While the glue was drying I worked on the stem to taper it to fit the diameter of the bamboo shank. I sanded it with a Dremel to take off the majority of the excess vulcanite and then hand sanded it with 220 grit sandpaper. Once the epoxy had set, late last evening I inserted the stem and took the photos below.
This morning I got up early and stained the bowl with a black aniline stain. My plan is to use the black stain as an undercoat on the bowl. Once the pipe is dry I will buff it with red Tripoli to remove the black from the high spots on the rustication and then stain the bowl with a brown topcoat to give it depth and contrast.

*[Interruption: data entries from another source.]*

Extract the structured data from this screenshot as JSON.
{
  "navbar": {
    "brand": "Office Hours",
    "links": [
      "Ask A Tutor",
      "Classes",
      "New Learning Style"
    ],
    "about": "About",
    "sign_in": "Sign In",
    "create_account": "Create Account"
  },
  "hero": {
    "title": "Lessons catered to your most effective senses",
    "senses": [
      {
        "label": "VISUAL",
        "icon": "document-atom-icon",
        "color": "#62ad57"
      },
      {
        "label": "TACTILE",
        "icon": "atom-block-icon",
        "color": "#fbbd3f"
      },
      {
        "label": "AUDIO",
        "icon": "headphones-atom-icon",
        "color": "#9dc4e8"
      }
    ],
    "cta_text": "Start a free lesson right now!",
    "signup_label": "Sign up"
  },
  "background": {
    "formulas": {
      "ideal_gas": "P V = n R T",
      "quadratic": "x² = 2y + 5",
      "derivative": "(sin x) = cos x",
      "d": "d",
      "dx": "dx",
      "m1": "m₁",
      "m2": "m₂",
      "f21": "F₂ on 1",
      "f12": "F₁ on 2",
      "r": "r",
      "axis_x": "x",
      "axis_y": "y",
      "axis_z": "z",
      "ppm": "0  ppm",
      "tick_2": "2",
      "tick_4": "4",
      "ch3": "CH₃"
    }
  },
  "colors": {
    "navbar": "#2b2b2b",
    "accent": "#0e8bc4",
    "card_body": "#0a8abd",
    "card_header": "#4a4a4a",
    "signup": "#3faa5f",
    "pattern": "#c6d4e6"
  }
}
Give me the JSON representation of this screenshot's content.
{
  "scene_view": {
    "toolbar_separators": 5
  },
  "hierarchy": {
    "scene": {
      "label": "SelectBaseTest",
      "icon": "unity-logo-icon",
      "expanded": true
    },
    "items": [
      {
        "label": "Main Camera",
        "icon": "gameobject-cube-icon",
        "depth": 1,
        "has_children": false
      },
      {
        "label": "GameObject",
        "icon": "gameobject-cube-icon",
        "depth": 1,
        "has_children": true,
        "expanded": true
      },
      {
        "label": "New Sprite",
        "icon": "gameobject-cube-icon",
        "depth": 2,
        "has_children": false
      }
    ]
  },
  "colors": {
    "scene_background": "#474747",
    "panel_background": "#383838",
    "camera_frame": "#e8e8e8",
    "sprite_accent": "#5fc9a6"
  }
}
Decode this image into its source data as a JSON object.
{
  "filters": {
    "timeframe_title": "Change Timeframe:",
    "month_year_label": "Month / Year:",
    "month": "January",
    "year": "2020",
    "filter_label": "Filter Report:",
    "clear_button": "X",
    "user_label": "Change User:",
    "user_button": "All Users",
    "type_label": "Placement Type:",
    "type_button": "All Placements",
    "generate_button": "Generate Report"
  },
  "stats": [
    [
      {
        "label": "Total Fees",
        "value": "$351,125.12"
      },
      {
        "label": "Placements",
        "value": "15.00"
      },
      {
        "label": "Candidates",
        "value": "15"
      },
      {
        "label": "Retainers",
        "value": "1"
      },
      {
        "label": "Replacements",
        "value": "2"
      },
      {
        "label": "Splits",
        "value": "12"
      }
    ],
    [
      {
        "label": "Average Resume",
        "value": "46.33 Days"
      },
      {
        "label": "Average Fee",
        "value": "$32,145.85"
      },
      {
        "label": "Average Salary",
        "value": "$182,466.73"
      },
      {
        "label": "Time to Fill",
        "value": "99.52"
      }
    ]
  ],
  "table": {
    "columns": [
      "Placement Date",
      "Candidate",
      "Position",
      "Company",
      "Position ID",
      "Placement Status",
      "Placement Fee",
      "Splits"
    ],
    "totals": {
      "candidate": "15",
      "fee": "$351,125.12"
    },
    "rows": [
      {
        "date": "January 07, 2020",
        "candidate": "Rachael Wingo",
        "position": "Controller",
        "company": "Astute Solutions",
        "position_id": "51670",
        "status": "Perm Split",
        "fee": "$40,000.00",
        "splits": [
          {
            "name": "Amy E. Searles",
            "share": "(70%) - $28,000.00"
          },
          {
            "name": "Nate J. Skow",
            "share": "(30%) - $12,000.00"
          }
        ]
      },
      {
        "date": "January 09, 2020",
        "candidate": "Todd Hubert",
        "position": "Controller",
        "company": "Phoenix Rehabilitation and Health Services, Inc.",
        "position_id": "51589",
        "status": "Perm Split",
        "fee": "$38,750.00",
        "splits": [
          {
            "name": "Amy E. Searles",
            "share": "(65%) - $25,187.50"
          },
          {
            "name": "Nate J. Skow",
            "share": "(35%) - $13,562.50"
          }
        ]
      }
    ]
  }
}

I buffed the bowl with the Tripoli and then used isopropyl alcohol on cotton pads to dab off the stain on the high spots. The finish is rough so to scrub it with the pads leaves behind a lot of cotton bits. I sanded the surface of the bowl with a fine grit sanding sponge to remove more of the black stain from the high spots and to soften the rustication. I stained the bowl and shank with a coat of walnut stain to give some depth and highlights to the bowl. I had asked online how to finish bamboo and received a step by step response from James of JSEC pipes. He said to stabilize the cracks in the bamboo with superglue and then to sand the bamboo with 600 grit wet dry sandpaper and follow that with 1500 grit sandpaper. I followed that process to the letter. The change in the surface of the bamboo was noticeable. It was smooth and had a developing patina on the surface. I then took the next steps in the process and rubbed the shank down with Danish Oil. James said the he generally gave multiple coats of Danish Oil over several days. The photo below was taken after the bowl had been stained with the walnut and the shank sanded as described above. It also shows the first coat of Danish Oil on the stem. After about one hour the oil had dried to a matte finish on the bamboo.
While the Danish Oil was drying on the bamboo I worked on the stem. I sanded it with 220 grit sandpaper to reduce the diameter of the saddle to match the shank diameter. I then used a medium grit sanding sponge and 600 grit sandpaper. I then sanded the stem with my usual array of micromesh sanding pads. I wet sanded with 1500-2400 grit pads and dry sanded with 3200-12,000 grit pads. I rubbed the stem down with Obsidian Oil and let it soak into the vulcanite.
When the bamboo had dried I buffed it with White Diamond on the buffing wheel. I buffed bowl and stem as well. I took the next series of four photos before I gave the bamboo a second coat of the Danish Oil. The pipe is beginning to look finished. I like the look of the black bamboo with this treatment – there is a rich patina beginning to show up on the shank now.
I gave it a second and third coat of Danish Oil and then buffed the bamboo with White Diamond. I gave the stem and the bowl a light buff as well. The bamboo is looking really nice. I like the developing patina that is coming from the finishing. I gave the shank and stem multiple coats of carnauba wax and then buffed to a shine with a clean flannel buff. The finished pipe is picture below. This weekend I hope to take it on its inaugural smoke!